WorkSafe HSR Newsletter
Last week WorkSafe sent out its regular newsletter for HSRs. The newsletter has a great feature on the WorkSafe Award winners, including a video of joint Health and Safety Representative of the Year - Adrian Lidsey and Christopher Ball. Both United Workers Union members at Crown Casino, Adrian and Christopher finally succeeded in making the casino smoke free. They won the battle not only for Crown Melbourne, but also for workers at the casinos in Sydney and Perth.
The newsletter has other items of interest, including an invitation to access WorkSafe's HSR Support channel by scanning a QR code. Note, however, at this stage we are not recommending WorkSafe's support service for injured workers, as we believe there a few issues to be resolved.
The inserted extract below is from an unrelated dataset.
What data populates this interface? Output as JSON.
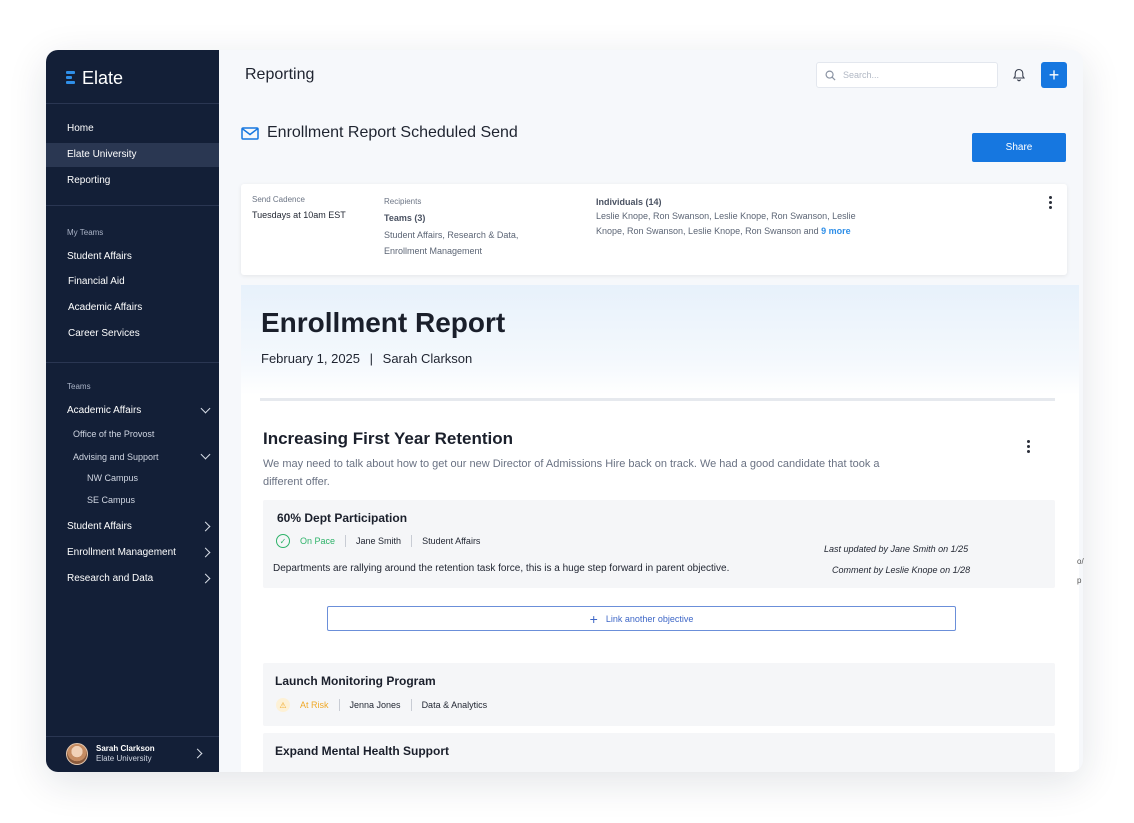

If you are injured on the job, then contact your union as soon as possible if you have any questions or issues. You can also contact the VTHC's Union Assist for expert advice. Check out the April edition of the HSR Newsletter.
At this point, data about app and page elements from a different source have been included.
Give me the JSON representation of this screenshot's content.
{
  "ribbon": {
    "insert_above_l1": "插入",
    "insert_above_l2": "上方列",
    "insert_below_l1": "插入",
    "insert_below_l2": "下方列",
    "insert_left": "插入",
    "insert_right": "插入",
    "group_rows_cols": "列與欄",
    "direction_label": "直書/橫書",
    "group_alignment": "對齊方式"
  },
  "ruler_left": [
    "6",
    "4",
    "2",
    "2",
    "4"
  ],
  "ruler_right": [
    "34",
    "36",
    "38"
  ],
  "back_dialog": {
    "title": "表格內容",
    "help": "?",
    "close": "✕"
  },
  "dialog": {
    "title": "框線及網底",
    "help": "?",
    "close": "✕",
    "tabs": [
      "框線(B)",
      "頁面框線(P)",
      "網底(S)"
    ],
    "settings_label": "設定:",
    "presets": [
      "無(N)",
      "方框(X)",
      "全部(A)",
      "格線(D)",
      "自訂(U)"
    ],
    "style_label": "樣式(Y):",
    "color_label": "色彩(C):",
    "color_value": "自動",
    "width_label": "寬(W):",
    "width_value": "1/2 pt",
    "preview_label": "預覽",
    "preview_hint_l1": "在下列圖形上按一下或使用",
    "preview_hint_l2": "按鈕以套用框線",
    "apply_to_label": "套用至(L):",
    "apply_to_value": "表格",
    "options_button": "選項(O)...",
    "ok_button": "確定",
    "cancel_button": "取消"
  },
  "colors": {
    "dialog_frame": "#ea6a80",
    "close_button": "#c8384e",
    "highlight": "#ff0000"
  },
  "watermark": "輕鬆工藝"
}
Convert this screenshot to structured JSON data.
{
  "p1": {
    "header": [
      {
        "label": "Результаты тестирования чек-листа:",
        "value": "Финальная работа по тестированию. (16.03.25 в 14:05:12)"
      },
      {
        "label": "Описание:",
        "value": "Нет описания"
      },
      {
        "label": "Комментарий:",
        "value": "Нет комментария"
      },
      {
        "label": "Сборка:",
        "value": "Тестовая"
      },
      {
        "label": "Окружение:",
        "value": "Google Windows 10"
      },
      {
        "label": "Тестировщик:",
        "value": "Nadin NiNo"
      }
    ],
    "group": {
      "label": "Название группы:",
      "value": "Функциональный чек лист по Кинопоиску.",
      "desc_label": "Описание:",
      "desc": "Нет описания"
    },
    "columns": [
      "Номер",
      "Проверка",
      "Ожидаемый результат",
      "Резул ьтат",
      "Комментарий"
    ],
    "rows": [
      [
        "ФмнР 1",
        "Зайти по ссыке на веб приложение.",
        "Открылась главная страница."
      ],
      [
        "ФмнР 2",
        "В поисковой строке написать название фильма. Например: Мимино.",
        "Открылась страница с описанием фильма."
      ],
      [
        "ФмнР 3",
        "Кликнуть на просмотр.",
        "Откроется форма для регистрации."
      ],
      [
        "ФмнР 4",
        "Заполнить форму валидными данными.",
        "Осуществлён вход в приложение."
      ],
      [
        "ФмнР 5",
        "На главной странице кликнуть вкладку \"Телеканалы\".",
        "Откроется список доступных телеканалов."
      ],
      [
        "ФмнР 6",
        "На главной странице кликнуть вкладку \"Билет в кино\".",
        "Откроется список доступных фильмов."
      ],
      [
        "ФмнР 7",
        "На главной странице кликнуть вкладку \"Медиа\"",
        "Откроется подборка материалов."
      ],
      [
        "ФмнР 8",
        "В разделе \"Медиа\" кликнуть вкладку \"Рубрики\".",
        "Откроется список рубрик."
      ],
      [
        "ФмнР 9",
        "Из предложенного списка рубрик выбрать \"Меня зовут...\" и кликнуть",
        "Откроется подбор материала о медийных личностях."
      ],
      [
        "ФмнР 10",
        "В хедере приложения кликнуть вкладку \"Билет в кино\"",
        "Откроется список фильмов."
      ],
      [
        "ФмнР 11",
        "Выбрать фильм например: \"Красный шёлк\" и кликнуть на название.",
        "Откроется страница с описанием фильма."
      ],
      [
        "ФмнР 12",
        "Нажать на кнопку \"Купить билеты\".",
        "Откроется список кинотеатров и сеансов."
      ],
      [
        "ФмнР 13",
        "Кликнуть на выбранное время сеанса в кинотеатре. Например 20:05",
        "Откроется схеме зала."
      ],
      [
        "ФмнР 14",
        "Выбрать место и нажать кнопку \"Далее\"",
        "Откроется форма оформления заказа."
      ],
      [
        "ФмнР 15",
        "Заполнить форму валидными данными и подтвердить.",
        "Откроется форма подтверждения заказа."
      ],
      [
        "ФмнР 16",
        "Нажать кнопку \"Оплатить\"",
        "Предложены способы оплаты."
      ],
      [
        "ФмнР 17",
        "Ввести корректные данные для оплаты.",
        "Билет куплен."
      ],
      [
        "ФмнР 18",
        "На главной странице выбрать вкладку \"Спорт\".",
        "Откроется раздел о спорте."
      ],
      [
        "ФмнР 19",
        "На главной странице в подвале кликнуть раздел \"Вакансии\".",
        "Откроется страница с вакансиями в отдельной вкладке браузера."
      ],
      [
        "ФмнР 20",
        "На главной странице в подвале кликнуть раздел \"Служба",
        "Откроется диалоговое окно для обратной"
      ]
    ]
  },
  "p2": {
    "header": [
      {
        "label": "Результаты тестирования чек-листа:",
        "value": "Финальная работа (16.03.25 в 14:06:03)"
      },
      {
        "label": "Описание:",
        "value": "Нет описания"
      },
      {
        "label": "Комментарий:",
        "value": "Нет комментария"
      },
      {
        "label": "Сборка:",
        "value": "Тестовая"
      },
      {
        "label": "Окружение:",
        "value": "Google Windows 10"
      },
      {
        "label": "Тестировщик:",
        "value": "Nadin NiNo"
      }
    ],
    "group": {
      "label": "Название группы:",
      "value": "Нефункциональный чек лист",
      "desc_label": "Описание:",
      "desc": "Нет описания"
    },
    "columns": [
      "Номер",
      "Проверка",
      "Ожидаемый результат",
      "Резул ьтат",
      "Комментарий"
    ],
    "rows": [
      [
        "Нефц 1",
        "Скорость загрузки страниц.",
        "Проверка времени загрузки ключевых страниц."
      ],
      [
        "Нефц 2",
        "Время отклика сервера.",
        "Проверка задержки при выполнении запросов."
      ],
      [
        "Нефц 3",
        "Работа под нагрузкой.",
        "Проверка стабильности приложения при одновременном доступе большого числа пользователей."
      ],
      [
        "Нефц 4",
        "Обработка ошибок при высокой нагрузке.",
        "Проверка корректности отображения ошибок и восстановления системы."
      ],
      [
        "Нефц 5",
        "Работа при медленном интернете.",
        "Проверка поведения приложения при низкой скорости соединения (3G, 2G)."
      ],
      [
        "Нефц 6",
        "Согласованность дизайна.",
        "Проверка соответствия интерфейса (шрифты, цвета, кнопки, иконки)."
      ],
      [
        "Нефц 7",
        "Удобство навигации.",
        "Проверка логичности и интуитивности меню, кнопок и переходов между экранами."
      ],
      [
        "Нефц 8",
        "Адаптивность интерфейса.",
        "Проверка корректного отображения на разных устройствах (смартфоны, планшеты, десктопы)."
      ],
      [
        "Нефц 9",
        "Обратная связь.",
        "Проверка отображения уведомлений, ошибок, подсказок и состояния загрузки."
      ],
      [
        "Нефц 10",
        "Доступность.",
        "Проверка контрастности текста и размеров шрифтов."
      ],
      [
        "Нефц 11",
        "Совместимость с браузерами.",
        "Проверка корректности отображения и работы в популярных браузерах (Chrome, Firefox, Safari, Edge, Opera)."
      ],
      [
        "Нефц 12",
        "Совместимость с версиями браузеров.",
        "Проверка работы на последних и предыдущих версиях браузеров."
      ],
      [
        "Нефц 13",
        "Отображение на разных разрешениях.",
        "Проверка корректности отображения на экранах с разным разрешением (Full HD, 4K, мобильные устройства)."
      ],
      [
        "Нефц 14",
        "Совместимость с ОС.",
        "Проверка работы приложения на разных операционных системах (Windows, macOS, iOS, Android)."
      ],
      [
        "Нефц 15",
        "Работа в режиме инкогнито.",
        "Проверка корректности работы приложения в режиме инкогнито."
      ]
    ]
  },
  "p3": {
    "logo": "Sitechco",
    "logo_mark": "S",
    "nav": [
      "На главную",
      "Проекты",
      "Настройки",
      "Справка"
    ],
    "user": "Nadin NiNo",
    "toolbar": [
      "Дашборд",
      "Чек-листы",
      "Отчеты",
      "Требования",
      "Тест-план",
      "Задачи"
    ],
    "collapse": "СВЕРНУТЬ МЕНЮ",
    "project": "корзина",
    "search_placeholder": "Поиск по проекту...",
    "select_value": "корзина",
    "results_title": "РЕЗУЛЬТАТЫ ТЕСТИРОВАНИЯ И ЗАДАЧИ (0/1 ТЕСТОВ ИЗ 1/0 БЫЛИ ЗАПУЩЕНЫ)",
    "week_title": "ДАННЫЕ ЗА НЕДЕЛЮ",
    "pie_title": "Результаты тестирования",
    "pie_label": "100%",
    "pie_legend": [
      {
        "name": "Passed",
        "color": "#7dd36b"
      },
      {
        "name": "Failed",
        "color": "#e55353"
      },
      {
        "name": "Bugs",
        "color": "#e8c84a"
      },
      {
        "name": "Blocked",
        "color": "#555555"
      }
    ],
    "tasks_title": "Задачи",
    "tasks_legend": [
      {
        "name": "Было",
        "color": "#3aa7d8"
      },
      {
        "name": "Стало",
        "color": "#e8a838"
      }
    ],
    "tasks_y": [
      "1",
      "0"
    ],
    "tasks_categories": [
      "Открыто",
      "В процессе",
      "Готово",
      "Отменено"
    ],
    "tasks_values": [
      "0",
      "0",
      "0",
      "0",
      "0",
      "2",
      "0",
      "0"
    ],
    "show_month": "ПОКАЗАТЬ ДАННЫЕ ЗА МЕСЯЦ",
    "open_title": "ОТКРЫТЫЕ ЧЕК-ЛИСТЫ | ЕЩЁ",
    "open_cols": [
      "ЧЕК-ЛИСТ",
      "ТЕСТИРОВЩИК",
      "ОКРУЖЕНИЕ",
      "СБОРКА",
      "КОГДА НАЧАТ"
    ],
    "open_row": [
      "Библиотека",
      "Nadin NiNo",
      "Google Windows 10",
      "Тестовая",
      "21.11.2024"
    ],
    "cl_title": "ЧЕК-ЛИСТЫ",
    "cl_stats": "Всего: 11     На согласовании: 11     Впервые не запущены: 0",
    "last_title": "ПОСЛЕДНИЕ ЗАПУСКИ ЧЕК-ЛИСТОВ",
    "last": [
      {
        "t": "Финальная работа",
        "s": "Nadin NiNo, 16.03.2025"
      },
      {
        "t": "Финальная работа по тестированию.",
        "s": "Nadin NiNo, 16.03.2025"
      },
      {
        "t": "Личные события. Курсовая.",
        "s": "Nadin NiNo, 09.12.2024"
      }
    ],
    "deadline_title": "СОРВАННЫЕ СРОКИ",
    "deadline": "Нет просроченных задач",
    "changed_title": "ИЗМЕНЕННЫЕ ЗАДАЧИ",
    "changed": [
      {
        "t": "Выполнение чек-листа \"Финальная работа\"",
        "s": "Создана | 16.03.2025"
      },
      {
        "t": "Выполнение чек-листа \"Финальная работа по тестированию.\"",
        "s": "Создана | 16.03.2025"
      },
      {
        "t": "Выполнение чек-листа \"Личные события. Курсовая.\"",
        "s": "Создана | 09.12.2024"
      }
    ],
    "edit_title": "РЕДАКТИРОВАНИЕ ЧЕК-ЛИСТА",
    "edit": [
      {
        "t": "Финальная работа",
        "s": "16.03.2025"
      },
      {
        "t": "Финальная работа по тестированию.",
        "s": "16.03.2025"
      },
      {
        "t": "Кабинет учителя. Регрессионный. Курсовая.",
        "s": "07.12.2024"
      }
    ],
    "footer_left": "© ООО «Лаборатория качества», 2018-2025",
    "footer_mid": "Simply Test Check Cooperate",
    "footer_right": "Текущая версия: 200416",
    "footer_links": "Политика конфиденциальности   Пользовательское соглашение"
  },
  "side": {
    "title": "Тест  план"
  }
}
Safety Soapbox April edition
The latest edition of Safety Soapbox was sent out last week.
The edition's editorial looks in detail at the changes introduced to the regulations in November 2021 to further protect workers against crystalline silica. While some of the changes commenced immediately in November, two requirements will commence on May 15, 2022. If you work with crystalline silica, then you need to check out what should be in place in your workplace. Also check the summary of the regulations, here.
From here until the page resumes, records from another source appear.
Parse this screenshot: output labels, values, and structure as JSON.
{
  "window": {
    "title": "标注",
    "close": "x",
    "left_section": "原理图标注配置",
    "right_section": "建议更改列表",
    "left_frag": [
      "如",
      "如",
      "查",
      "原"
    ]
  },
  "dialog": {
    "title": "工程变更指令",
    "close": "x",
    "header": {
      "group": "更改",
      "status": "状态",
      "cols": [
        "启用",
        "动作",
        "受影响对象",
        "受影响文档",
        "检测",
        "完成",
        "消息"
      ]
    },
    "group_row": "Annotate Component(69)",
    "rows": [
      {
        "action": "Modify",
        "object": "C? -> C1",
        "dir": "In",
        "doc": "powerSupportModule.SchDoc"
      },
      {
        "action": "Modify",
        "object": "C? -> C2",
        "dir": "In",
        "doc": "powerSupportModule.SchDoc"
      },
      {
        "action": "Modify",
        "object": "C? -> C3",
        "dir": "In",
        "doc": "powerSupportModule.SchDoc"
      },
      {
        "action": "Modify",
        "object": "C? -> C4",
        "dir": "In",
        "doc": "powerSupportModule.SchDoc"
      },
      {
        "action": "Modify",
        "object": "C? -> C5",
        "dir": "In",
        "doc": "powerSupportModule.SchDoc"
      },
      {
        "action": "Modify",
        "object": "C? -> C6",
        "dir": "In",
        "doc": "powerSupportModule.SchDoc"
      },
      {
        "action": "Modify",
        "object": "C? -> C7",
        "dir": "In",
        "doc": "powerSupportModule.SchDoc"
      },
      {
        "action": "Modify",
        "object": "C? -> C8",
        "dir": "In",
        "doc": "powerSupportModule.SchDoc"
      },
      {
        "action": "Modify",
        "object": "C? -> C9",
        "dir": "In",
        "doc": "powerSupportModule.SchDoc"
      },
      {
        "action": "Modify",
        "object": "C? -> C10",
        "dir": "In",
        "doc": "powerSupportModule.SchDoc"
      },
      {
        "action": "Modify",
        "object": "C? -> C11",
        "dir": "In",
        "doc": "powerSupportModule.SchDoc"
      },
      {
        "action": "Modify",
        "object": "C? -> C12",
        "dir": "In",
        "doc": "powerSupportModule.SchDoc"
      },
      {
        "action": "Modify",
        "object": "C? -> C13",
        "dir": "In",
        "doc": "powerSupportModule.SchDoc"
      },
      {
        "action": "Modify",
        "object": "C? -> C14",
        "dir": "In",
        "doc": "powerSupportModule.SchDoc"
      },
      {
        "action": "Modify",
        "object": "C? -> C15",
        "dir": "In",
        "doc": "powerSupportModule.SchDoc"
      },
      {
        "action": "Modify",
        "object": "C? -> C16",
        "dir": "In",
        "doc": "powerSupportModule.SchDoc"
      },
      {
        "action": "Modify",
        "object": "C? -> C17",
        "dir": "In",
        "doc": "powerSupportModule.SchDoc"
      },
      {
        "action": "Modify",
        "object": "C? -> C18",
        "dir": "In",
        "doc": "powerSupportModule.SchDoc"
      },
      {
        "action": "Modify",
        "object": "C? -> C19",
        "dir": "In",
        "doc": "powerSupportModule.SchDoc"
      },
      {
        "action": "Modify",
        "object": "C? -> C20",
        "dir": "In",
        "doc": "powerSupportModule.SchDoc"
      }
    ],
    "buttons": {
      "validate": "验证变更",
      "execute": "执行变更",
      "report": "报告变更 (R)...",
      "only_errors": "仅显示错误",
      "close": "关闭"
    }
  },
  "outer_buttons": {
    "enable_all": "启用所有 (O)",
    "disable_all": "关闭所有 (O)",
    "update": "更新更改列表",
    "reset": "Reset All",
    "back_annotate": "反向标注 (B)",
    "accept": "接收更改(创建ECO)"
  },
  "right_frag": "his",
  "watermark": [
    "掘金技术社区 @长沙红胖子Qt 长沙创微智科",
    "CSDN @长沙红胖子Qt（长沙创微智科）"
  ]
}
As well as this major information piece, there are items on International Workers' Memorial Day, a summary of the changes to the OHS Act to specifically cover labor hire workers, and more.
In April the construction industry reported 214 incidents to WorkSafe. Of these, 74 per cent resulted in injury. 20 per cent involved young workers. Go to this page on the WorkSafe website for the April edition of Safety Soapbox.
National Fatality Statistics 2022
Safe Work Australia has not updated its statistics on fatalities since April 21, at which time it had been notified that 52 Australian workers had been killed at work this year, this is five more than at the time of its previous update on April 7.
The fatalities have been in the following sectors:
- 24 in Transport, postal & warehousing
- 12 in Agriculture, forestry & fishing
- 4 in Public administration & safety
- 3 in Construction
- 2 in Electricity, gas, water & waste services
- 4 in 'other services'
- 1 in Accommodation & food services
- 1 in Manufacturing
- 1 in Mining
These figures are based mainly on initial media reports and provide a preliminary estimate of the number of people killed while working. Once the appropriate authority has investigated the death, more accurate information becomes available from which Safe Work Australia updates details of the incident. Consequently, sometimes the numbers of deaths in each sector change. To check for updates, and for more details on fatalities since 2003, go to the Safe Work Australia Preliminary worker deaths webpage. Updated information is used to publish Safe Work Australia’s annual Work-related Traumatic Injury Fatalities database which includes finalised work-related fatalities from 2003 onwards. Note that the figures are based on preliminary reports, and so at times will change.